Annie Hall (1977)

diane keaton, woody allen, annie hall, imageRunning opposite Star Wars, Woody Allen took home Best Director and Screenplay for his opus. It also won Best Picture and Diane Keaton went home with Best Actress. But Allen was unable to top Richard Dreyfuss’ performance in The Goodbye Girl in the Best Actor race.

Terms of Endearment (1983)

shirley maclaine, debra winger, jack nicholson, terms of endearment, photoWinner of five awards and earning 11 nominations, Terms of Endearment swept through most of 1983’s top categories. It took Best Picture, Director and Adapted Screenplay with Shirley MacLaine taking Best Actress. Debra Winger and John Lithgow also earned nominations and Jack Nicholson took home the Best Supporting Actor trophy but the film did not earn a nomination in the Best Actor category.

American Beauty (1999)

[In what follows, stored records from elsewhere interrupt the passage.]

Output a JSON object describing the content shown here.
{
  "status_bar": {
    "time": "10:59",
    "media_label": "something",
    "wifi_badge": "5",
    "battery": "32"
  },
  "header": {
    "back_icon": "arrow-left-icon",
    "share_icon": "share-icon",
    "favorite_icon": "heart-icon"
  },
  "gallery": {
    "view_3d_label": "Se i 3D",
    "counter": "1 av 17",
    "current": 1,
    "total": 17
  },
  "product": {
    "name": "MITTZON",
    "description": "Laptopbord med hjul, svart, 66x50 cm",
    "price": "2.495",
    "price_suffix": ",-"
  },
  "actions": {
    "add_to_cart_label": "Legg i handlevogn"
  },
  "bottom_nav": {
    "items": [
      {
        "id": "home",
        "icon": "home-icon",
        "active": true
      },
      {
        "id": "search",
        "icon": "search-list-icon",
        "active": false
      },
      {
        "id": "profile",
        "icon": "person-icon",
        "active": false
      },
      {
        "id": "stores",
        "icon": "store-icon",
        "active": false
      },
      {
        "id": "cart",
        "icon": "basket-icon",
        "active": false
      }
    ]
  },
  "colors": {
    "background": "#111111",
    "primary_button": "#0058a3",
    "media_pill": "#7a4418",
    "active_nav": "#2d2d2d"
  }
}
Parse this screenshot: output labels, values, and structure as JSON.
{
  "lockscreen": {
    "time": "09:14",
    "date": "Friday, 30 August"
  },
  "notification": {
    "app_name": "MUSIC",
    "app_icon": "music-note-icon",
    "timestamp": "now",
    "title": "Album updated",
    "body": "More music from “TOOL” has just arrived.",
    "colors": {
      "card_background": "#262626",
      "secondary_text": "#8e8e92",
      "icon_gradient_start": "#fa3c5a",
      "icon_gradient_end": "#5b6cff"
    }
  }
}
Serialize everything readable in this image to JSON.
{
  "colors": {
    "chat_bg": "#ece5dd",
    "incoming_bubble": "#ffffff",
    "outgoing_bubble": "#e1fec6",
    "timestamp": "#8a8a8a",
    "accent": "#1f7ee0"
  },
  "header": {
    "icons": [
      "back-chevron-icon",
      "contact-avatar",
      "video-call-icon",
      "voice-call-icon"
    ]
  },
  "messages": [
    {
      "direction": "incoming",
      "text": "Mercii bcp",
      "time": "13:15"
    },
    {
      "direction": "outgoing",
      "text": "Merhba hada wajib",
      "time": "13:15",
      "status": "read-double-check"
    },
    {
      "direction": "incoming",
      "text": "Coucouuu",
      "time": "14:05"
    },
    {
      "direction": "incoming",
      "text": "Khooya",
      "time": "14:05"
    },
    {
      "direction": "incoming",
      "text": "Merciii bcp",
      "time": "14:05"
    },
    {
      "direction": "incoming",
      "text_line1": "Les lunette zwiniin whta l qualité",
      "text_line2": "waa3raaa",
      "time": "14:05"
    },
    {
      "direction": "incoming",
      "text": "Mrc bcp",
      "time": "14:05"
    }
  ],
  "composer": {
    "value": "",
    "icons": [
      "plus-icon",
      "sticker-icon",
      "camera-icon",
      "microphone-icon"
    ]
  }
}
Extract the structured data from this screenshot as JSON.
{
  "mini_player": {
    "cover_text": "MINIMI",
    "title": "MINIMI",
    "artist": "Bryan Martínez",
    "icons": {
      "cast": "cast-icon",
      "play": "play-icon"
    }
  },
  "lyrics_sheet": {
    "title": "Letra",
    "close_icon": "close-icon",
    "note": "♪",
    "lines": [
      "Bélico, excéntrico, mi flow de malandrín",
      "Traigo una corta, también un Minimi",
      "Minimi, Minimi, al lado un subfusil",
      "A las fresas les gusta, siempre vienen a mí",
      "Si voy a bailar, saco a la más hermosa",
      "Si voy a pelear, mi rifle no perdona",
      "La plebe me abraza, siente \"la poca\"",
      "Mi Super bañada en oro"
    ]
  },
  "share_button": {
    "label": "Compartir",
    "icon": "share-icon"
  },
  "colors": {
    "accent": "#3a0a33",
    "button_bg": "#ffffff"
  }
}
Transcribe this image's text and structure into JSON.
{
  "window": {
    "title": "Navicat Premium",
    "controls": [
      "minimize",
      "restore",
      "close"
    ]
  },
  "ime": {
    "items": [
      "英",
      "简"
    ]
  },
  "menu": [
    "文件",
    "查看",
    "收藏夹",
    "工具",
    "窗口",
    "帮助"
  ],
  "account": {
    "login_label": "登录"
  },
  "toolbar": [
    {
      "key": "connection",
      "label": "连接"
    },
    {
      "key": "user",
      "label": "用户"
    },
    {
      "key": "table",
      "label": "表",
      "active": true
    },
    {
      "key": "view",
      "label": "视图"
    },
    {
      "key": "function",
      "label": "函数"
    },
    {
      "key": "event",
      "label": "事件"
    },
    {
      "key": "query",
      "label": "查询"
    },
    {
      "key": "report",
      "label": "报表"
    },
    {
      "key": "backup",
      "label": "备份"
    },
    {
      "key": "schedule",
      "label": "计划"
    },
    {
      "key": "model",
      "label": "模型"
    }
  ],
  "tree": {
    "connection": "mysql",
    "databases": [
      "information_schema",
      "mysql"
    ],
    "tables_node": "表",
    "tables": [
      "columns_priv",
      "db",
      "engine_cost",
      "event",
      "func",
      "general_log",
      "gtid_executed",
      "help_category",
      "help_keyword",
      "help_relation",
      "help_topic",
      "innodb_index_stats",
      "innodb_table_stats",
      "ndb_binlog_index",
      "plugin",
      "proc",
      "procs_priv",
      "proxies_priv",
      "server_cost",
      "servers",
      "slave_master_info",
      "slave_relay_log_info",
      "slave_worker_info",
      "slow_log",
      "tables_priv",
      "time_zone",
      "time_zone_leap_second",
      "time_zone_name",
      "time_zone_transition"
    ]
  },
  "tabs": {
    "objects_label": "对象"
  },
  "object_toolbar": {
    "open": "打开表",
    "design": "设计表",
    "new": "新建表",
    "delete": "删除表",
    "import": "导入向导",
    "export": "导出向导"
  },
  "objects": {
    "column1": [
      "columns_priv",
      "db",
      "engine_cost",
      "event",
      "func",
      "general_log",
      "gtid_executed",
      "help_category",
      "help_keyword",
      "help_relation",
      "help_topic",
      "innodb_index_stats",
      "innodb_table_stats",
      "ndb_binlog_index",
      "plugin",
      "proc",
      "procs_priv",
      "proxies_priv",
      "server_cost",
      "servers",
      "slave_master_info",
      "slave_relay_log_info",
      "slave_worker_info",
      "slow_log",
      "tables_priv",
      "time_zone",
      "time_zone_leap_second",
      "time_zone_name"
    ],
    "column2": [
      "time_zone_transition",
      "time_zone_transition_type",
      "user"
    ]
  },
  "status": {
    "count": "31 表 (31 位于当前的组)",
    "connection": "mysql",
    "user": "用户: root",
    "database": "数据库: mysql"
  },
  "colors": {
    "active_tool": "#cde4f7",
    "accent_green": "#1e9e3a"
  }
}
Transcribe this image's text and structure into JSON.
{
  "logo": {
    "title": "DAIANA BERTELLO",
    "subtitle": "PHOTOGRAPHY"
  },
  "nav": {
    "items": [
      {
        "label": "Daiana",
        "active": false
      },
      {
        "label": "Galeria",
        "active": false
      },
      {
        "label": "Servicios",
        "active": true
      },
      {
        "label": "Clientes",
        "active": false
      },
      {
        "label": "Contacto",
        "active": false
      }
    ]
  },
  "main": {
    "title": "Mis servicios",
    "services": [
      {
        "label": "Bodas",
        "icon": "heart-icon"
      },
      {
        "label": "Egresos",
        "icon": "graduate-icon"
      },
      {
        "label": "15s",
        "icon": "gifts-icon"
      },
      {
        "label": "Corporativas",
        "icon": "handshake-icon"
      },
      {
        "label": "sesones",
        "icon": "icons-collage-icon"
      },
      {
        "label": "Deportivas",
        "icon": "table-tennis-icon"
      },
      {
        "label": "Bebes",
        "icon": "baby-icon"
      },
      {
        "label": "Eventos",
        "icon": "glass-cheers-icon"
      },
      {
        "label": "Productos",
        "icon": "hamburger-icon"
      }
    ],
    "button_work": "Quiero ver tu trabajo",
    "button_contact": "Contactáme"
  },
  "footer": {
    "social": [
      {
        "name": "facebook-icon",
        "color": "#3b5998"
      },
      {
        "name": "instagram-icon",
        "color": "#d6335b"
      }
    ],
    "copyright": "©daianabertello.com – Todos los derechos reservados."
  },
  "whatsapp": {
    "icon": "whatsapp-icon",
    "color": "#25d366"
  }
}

annette bening, american beauty, photoThe most recent contender to the club, American Beauty was one category away. The film was way out in front of one of the strongest and boldest cinematic crops in recent history in a year that saw the likes of Being John Malkovich, The Insider, The Sixth Sense and The Matrix. Kevin Spacey stunned a tight Best Actor field while Sam Mendes and Alan Ball propelled the film to the top categories. But Hilary Swank edged Annette Bening for Best Actress.